You might have seen adverts on Facebook or elsewhere promising you ‘help to buy windows’. Sounds good, right? Sounds like a grant of some type, possibly from the government. That’s what it’s supposed to sound like, because they’ve copied the government’s genuine ‘Help To Buy’ scheme for first time home buyers and dressed it up in similar language to draw you in.
However as usual in this industry all is not what it seems. There is no help from the government. No grants, and no funding.
The first stage is normally to ask some ‘qualifying’ questions, to check you are ‘eligible’ for the ‘help’ they are going to offer you. YOU WILL QUALIFY. That’s the whole idea.
Are your windows over five years old? 99% Yes, people don’t usually replace new windows.
Do you own your own home? Obviously yes, as tenants don’t generally buy windows.
Are you under 75? Almost certainly, because most people over 75 aren’t looking to buy windows. Are you in employment? They’re asking this to check you have the money to pay for them (because there’s no help, remember?).
The final step is usually ‘apply now’ which again suggests that like a university course or bank loan not everybody is successful because of limitations on availability, when in actual fact all you’re really ‘applying’ for is a salesman to come and give you the hard sell.
Not only are you certain to ‘qualify’, psychologically the nature of providing yes answers even to such banal questions puts you in a positive state.
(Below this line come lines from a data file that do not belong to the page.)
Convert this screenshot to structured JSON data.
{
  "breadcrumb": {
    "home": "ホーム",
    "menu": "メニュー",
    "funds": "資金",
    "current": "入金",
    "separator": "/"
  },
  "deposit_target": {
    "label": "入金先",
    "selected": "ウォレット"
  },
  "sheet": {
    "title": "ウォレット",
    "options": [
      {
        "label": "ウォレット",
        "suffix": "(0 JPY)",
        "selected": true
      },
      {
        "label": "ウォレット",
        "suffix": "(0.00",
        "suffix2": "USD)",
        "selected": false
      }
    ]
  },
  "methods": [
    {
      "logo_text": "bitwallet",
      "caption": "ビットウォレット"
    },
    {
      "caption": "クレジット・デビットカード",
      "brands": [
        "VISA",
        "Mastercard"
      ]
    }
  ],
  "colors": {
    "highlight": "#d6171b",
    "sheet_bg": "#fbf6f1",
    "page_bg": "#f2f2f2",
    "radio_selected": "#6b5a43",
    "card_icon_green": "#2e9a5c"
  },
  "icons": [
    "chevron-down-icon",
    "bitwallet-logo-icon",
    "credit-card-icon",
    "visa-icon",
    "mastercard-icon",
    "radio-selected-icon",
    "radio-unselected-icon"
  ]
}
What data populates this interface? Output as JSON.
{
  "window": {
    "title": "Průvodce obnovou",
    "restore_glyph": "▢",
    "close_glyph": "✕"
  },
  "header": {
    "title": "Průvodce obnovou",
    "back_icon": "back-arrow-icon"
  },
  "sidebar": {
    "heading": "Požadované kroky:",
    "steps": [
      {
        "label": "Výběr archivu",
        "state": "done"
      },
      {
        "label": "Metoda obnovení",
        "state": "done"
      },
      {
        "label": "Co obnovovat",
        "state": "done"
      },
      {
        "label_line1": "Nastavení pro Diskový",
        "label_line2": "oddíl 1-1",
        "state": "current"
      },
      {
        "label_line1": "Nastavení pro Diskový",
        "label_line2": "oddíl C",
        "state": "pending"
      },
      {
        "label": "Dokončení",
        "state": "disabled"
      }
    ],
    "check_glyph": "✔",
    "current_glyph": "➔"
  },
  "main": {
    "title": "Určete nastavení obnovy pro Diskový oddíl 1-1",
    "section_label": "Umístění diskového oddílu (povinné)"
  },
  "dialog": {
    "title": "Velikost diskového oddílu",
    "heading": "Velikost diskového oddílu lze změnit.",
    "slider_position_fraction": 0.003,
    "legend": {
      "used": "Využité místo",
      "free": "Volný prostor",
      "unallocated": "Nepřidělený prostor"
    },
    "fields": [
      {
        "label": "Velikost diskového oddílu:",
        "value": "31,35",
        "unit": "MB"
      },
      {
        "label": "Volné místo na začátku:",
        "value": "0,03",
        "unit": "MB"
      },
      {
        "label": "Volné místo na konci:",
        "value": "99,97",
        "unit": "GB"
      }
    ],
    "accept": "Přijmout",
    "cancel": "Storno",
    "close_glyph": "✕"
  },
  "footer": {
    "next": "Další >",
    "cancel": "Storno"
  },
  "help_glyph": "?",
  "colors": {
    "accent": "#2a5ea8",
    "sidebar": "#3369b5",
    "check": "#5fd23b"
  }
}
They’re already suggesting that you are in some way special and might get something other people won’t get. IT’S NOT TRUE.
When you speak to them they will ask if you have a partner (because they have to see both people at the same time in order to pressure you to buy). They will tell you you qualify for a discount, or money for your old windows, or some other offer. Sometimes this discount or cashback will relate to the size of your old windows. But you can’t give them the sizes over the phone. They’ll have to come out and see you. This is simply another way of getting a salesperson into your home to give you the hard sell.
Then when the salesperson does come out he’ll bombard you with a load of numbers, stats and other confusion. Eventually you’ll be made an offer including your ‘discount’ which is significantly higher than if you simply approached a fair and honest local business. They’ll try to make it more attractive with finance options which make it seem affordable but is actually more expensive again.
So that ‘help to buy’ actually boils down to the same old silly price, fake discount, manager on the phone, high pressure rubbish as usual. And the worst thing is it’s targeted at people who do need help to buy, who maybe don’t have unlimited funds, or who aren’t as aware of the tricks of the trade as others. And the result is rather than getting help and paying less, they end up pressured into paying more.
Strathclyde Windows. Exposing the secrets of the double glazing industry.